HTC has formed a new Studio division to helm its “Hero Device“ strategy for 2012, reporting directly to CEO Peter Chou and comprising design, engineering and software specialists with a relatively blank slate on components. Revealed by chief financial officer Winston Yung during HTC’s financial results call yesterday, Unwired View reports, the Studio could well look beyond the company’s current chipset relationship with Qualcomm, among other changes. Yung had conceded that HTC’s 2011 range fell short, with LTE devices proving oversized and under-performing on battery life.

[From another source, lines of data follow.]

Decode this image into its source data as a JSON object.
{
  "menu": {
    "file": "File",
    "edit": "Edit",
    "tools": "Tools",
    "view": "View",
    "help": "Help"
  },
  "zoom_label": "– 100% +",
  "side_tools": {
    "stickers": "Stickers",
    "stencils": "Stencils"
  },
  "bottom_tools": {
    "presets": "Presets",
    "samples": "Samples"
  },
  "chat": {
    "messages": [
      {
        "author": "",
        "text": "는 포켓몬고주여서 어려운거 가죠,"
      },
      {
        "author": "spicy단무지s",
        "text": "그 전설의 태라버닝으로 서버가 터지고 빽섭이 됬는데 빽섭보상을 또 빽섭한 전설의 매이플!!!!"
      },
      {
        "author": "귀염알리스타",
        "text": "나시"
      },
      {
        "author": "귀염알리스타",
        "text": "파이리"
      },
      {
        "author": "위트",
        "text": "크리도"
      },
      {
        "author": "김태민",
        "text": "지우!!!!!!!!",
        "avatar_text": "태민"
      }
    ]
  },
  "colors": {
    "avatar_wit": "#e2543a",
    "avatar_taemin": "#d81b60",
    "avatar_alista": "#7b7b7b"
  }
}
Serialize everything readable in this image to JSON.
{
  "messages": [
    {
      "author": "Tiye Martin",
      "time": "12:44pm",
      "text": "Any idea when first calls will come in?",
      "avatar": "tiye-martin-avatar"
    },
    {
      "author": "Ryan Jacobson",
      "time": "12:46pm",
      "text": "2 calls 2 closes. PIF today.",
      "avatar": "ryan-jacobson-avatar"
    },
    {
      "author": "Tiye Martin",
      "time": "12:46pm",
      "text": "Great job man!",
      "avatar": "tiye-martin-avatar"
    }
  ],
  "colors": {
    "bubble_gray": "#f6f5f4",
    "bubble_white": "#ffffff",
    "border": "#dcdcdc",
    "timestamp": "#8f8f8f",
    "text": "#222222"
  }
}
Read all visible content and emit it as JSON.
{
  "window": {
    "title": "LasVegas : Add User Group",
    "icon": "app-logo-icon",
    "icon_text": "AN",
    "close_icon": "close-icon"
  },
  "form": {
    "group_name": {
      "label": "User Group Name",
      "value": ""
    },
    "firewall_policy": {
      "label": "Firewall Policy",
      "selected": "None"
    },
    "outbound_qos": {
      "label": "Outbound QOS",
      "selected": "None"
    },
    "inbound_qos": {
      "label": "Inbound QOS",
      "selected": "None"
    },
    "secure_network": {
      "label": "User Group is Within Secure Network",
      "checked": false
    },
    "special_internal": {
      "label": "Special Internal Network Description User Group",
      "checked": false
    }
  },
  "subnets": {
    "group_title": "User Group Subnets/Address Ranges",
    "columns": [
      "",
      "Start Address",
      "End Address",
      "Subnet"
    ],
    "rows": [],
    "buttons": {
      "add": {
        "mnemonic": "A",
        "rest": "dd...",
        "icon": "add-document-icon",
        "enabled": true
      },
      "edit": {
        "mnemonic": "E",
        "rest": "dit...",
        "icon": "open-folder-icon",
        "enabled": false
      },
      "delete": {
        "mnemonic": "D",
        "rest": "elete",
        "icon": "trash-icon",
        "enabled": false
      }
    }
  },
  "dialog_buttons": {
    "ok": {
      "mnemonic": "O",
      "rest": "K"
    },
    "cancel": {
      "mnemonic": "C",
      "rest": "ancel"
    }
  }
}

“From the design point of view, from the choice of components, having a lot more open mind as to what components we use, and using the most appropriate components for the phone. By having a more focused approach to our product strategy, and having the organization behind the product strategy to support it. I think I have told some people when talked about the creation of this Studio, which is a department within HTC that reports directly to Peter [Chou, HTC CEO]. And this group of people comprise the team from design, the team from engineering and etc; working on a cross disciplinary approach, and reporting directly to Peter. It has a lot of focus, is spending a lot of time on the key products that we are going to launch this year” Winston Yung, CFO, HTC
Meanwhile, many of HTC’s other 2011 handsets fell into the “me too” category, failing to distinguish themselves from rival phones from Samsung and Apple. The company was late to the market with dual-core processors, and though the effectiveness of the chips depends greatly on software optimization, on a marketing level it put HTC behind the game when rivals were driving ahead with Tegra 2 and other platforms.
“I think from these various perspectives, organization more focused on strategy and having a more open mind on components, choosing the best components, will allow us to regain the edge in products … for most components there are multiple sources. And we actually want to and make sure that we do have multiple sources for a single component. So we have, I think, a very good range of suppliers to choose from on CPU, for example, or memory, for example. And I don’t think we are constrained in any way from a component point of view” Winston Yung, CFO, HTC
That delay was, in part, down to HTC’s commitment to using Qualcomm chipsets, something Yung implies is not necessarily a given for 2012 and beyond. There are multiple options for CPU and the company is not “constrained in any way” the CFO said, seemingly prioritizing timeliness ahead of lasting relationships to turn the next set of devices around.
It’s an approach that’s long overdue. We’ve written before about HTC’s shortcomings in component access and apparent reluctance to capitalize on the areas it has had advantages in, such as cloud services; in the meantime, Samsung has cornered the market in high-end Android devices, and Apple’s tightly-constructed ecosystem has continued to gather pace. We should see the first fruits of HTC’s new thinking at MWC 2012 later this month.